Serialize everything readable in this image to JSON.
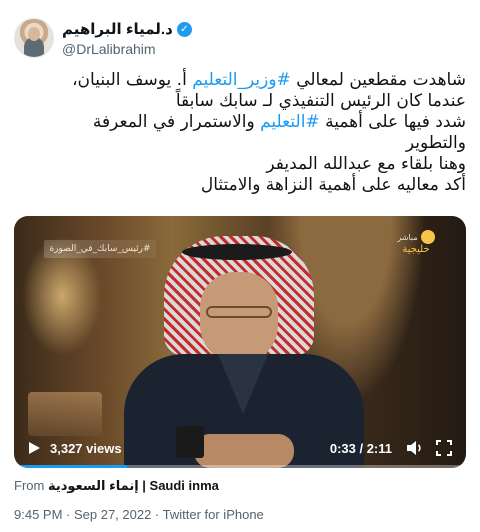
{
  "author": {
    "display_name": "د.لمياء البراهيم",
    "handle": "@DrLalibrahim",
    "verified": true
  },
  "tweet": {
    "lines": [
      [
        {
          "text": "شاهدت مقطعين لمعالي "
        },
        {
          "text": "#وزير_التعليم",
          "hashtag": true
        },
        {
          "text": " أ. يوسف البنيان،"
        }
      ],
      [
        {
          "text": "عندما كان الرئيس التنفيذي لـ سابك سابقاً"
        }
      ],
      [
        {
          "text": "شدد فيها على أهمية "
        },
        {
          "text": "#التعليم",
          "hashtag": true
        },
        {
          "text": " والاستمرار في المعرفة"
        }
      ],
      [
        {
          "text": "والتطوير"
        }
      ],
      [
        {
          "text": "وهنا بلقاء مع عبدالله المديفر"
        }
      ],
      [
        {
          "text": "أكد معاليه على أهمية النزاهة والامتثال"
        }
      ]
    ]
  },
  "video": {
    "overlay_badge": "#رئيس_سابك_في_الصورة",
    "channel_live": "مباشر",
    "channel_name": "خليجية",
    "views": "3,327 views",
    "time": "0:33 / 2:11",
    "progress": 0.25
  },
  "source": {
    "from_label": "From",
    "name": "إنماء السعودية | Saudi inma"
  },
  "meta": {
    "text": "9:45 PM · Sep 27, 2022 · Twitter for iPhone"
  },
  "colors": {
    "link": "#1d9bf0",
    "secondary_text": "#536471"
  }
}
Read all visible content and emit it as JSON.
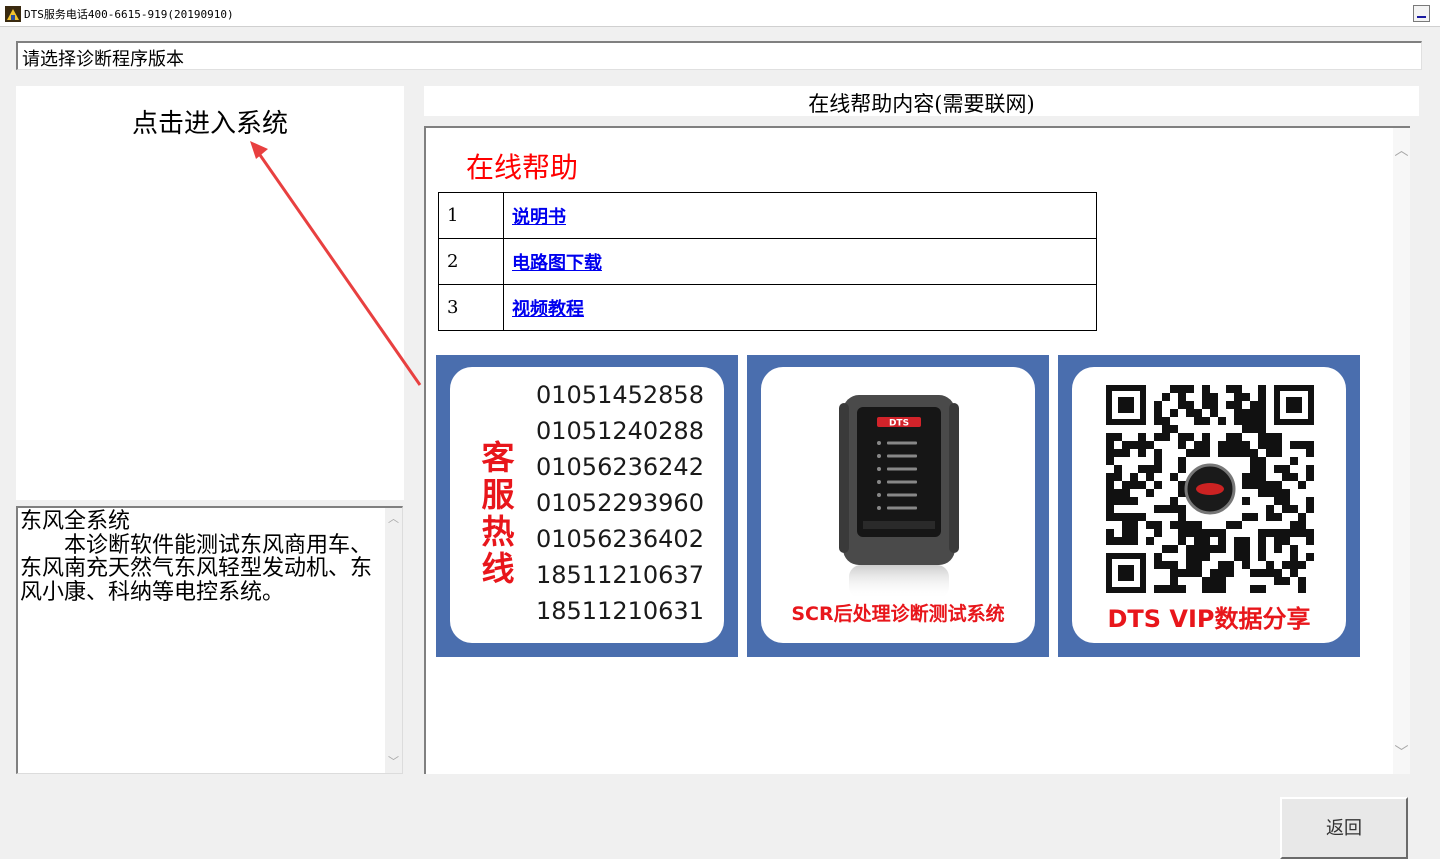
{
  "window": {
    "title": "DTS服务电话400-6615-919(20190910)"
  },
  "prompt": "请选择诊断程序版本",
  "left_panel": {
    "enter_system": "点击进入系统"
  },
  "description": {
    "title": "东风全系统",
    "body": "　　本诊断软件能测试东风商用车、东风南充天然气东风轻型发动机、东风小康、科纳等电控系统。"
  },
  "help": {
    "header": "在线帮助内容(需要联网)",
    "title": "在线帮助",
    "rows": [
      {
        "num": "1",
        "label": "说明书"
      },
      {
        "num": "2",
        "label": "电路图下载"
      },
      {
        "num": "3",
        "label": "视频教程"
      }
    ]
  },
  "banners": {
    "hotline_label": "客服热线",
    "phones": [
      "01051452858",
      "01051240288",
      "01056236242",
      "01052293960",
      "01056236402",
      "18511210637",
      "18511210631"
    ],
    "device_logo": "DTS",
    "device_caption": "SCR后处理诊断测试系统",
    "qr_caption": "DTS VIP数据分享"
  },
  "buttons": {
    "return": "返回"
  },
  "colors": {
    "banner_blue": "#4a6eae",
    "hotline_red": "#e8161b",
    "link_blue": "#0000ee"
  }
}
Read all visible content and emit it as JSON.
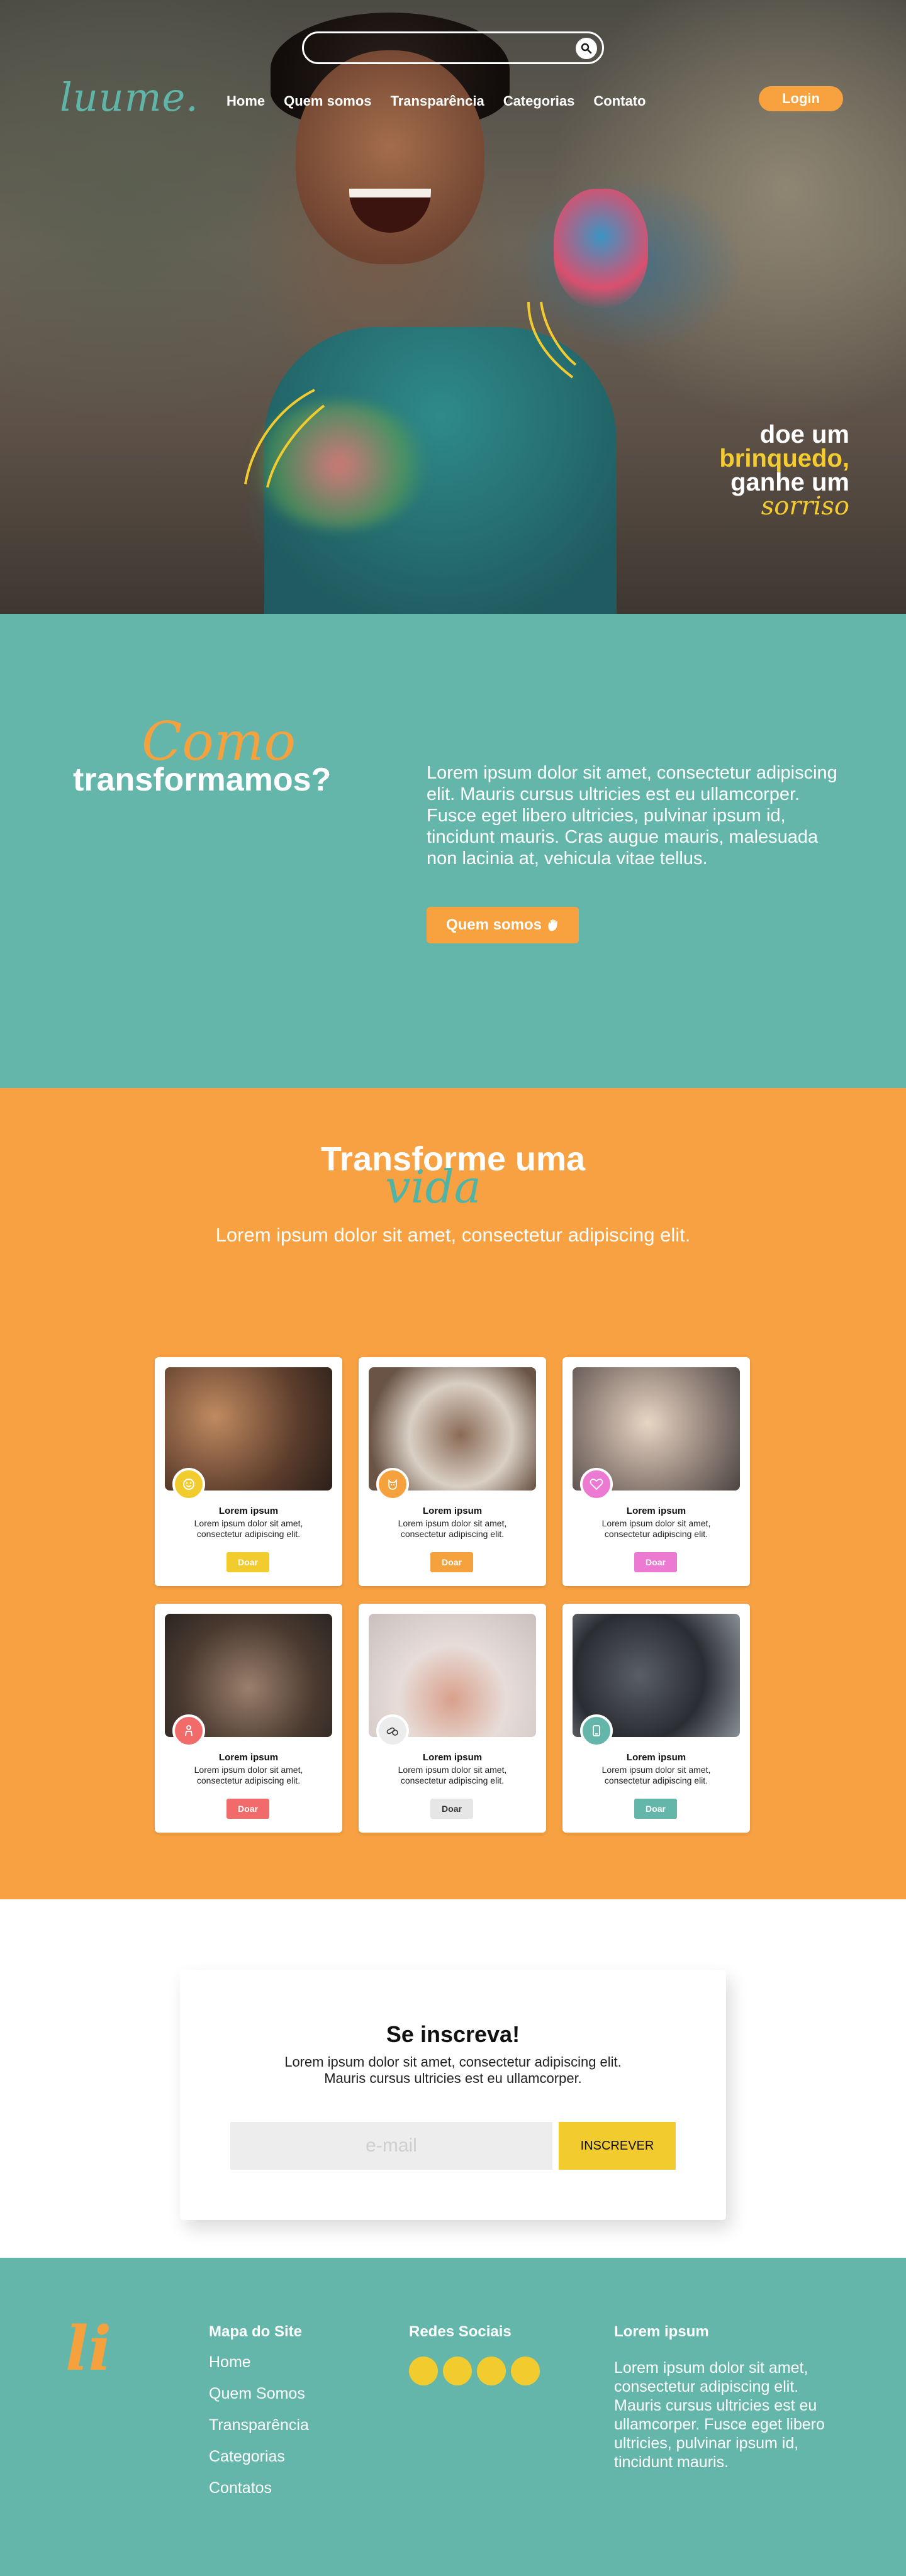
{
  "header": {
    "search_placeholder": "",
    "logo": "luume.",
    "nav": [
      "Home",
      "Quem somos",
      "Transparência",
      "Categorias",
      "Contato"
    ],
    "login_label": "Login"
  },
  "hero": {
    "tagline_line1": "doe um",
    "tagline_line2": "brinquedo,",
    "tagline_line3": "ganhe um",
    "tagline_script": "sorriso"
  },
  "about": {
    "script_word": "Como",
    "heading": "transformamos?",
    "text": "Lorem ipsum dolor sit amet, consectetur adipiscing elit. Mauris cursus ultricies est eu ullamcorper. Fusce eget libero ultricies, pulvinar ipsum id, tincidunt mauris. Cras augue mauris, malesuada non lacinia at, vehicula vitae tellus.",
    "button_label": "Quem somos"
  },
  "donate": {
    "heading": "Transforme uma",
    "script_word": "vida",
    "subtitle": "Lorem ipsum dolor sit amet, consectetur adipiscing elit.",
    "cards": [
      {
        "title": "Lorem ipsum",
        "text": "Lorem ipsum dolor sit amet, consectetur adipiscing elit.",
        "button": "Doar",
        "color": "#f2cb2e",
        "icon": "children-icon"
      },
      {
        "title": "Lorem ipsum",
        "text": "Lorem ipsum dolor sit amet, consectetur adipiscing elit.",
        "button": "Doar",
        "color": "#f5a13d",
        "icon": "dog-icon"
      },
      {
        "title": "Lorem ipsum",
        "text": "Lorem ipsum dolor sit amet, consectetur adipiscing elit.",
        "button": "Doar",
        "color": "#ec7ad2",
        "icon": "heart-icon"
      },
      {
        "title": "Lorem ipsum",
        "text": "Lorem ipsum dolor sit amet, consectetur adipiscing elit.",
        "button": "Doar",
        "color": "#f26b6b",
        "icon": "elderly-icon"
      },
      {
        "title": "Lorem ipsum",
        "text": "Lorem ipsum dolor sit amet, consectetur adipiscing elit.",
        "button": "Doar",
        "color": "#e6e6e6",
        "icon": "pills-icon"
      },
      {
        "title": "Lorem ipsum",
        "text": "Lorem ipsum dolor sit amet, consectetur adipiscing elit.",
        "button": "Doar",
        "color": "#64b6aa",
        "icon": "recycle-icon"
      }
    ]
  },
  "subscribe": {
    "title": "Se inscreva!",
    "text": "Lorem ipsum dolor sit amet, consectetur adipiscing elit. Mauris cursus ultricies est eu ullamcorper.",
    "email_placeholder": "e-mail",
    "button_label": "INSCREVER"
  },
  "footer": {
    "logo": "li",
    "sitemap_title": "Mapa do Site",
    "sitemap": [
      "Home",
      "Quem Somos",
      "Transparência",
      "Categorias",
      "Contatos"
    ],
    "social_title": "Redes Sociais",
    "about_title": "Lorem ipsum",
    "about_text": "Lorem ipsum dolor sit amet, consectetur adipiscing elit. Mauris cursus ultricies est eu ullamcorper. Fusce eget libero ultricies, pulvinar ipsum id, tincidunt mauris."
  },
  "colors": {
    "teal": "#64b6aa",
    "orange": "#f8a142",
    "yellow": "#f2cb2e"
  }
}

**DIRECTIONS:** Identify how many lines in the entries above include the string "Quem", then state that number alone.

**SOLUTION:** 3